The Bartlett is offering all applicants who hold an offer to commence study on our taught postgraduate programmes in September the opportunity to be considered for one of 20 scholarships, each worth £5,000, to be used as partial fee remittance for study in 2015/2016.

The deadline for receipt of all applications is Friday 29 May 2015

More information and how to apply

Applying for MSc in EPEE

Course Code: TMSECOSEAE01

Entry requirements

  • Normally a minimum of an upper second-class UK Bachelor’s degree in a relevant discipline (economics, economics-plus, a science or engineering subject) or an overseas qualification of an equivalent standard is required.
  • A non-quantitative degree may, however, be considered provided that some aptitude, e.g. at A level, has been demonstrated for quantitative analysis.
  • These requirements may be relaxed for students who can demonstrate aptitude and experience in business, government, etc.

How to apply

You may choose to apply online or download application materials; for details visit www.ucl.ac.uk/gradapps

Students are advised to apply as early as possible due to competition for places. Those applying for scholarship funding (particularly overseas applicants) should take note of application deadlines.

Who can apply?

  • Economics graduates and those with a strong minor in economics or business
  • Science and engineering graduates who want to make an interdisciplinary career in this expanding field
  • Those with largely non-quantitative degrees who want to develop their quantitative skills and work in a more policy-related way

What are we looking for?

When we assess your application we would like to learn:

  • how your academic and professional background meets the demands of Economics and Policy of Energy and the Environment
  • why you want to study Economics and Policy of Energy and the Environment at graduate level
  • what particularly attracts you to this programme at the UCL Energy Institute
  • where you would like to go professionally with your degree and how this programme meets these needs

Together with essential academic requirements, the personal statement is your opportunity to illustrate why you are suited to this programme.


Applications are now open for the 2015/16 academic year. 

UK/EU 2015/16: £11,125 (FT)

Overseas 2015/16: £20,140 (FT)


Full details of UCL Scholarship opportunities can be found on the UCL Scholarships website.
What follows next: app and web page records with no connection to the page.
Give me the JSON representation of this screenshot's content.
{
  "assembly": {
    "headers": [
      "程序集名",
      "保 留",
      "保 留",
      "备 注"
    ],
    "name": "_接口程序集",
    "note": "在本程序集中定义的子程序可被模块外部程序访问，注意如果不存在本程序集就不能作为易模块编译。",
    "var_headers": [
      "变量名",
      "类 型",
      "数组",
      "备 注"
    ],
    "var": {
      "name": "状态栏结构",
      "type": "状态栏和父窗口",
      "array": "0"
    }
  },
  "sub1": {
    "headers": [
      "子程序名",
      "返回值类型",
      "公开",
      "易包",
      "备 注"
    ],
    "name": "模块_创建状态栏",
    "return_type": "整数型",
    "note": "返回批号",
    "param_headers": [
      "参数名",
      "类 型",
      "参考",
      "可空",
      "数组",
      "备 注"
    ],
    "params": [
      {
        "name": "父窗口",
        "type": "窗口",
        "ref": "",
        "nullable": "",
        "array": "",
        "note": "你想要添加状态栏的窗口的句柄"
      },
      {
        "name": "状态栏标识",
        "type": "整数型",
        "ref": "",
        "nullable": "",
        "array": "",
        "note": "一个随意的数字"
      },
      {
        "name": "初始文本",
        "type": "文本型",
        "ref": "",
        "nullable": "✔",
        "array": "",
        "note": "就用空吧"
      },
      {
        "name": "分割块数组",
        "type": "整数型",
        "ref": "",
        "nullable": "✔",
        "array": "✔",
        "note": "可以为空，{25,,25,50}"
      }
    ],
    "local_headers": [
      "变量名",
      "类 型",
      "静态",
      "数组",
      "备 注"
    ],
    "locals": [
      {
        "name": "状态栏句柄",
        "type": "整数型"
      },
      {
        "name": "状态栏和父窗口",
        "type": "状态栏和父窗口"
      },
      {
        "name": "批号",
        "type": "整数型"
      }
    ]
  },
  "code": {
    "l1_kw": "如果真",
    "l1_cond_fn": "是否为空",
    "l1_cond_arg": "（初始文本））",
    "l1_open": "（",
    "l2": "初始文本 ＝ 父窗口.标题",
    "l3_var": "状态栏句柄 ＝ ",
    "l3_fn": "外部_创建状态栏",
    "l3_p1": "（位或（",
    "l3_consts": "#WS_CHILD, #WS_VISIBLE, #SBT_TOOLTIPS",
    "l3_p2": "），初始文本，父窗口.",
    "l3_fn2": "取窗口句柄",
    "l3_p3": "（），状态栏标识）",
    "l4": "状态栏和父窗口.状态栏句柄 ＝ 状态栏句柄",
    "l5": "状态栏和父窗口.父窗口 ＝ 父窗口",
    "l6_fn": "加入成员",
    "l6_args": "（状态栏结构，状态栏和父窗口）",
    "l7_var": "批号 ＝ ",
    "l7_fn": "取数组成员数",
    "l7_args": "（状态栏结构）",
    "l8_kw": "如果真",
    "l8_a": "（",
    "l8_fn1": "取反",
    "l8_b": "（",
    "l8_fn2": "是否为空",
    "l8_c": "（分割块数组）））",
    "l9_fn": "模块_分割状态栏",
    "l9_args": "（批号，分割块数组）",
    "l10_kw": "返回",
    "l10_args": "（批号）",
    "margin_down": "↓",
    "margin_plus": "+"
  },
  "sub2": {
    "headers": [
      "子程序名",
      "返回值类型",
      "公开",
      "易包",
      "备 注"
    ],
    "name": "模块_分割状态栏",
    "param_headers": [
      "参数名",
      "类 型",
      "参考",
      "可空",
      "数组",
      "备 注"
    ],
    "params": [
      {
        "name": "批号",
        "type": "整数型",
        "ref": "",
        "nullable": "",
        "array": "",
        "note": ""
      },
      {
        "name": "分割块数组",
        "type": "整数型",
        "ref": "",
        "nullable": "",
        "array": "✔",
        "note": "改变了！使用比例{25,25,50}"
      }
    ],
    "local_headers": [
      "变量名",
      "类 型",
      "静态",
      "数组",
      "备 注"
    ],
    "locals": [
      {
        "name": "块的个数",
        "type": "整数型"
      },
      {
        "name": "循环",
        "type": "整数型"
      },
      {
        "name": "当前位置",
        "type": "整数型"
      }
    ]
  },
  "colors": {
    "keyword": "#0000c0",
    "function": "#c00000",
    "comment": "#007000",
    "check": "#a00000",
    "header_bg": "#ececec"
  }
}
The deadlines for a September 2015 start are:

Full Time - July 31st 2015

Modular/Flexible - 5th September 2015

Any other questions?  Take a look at our frequently asked questions.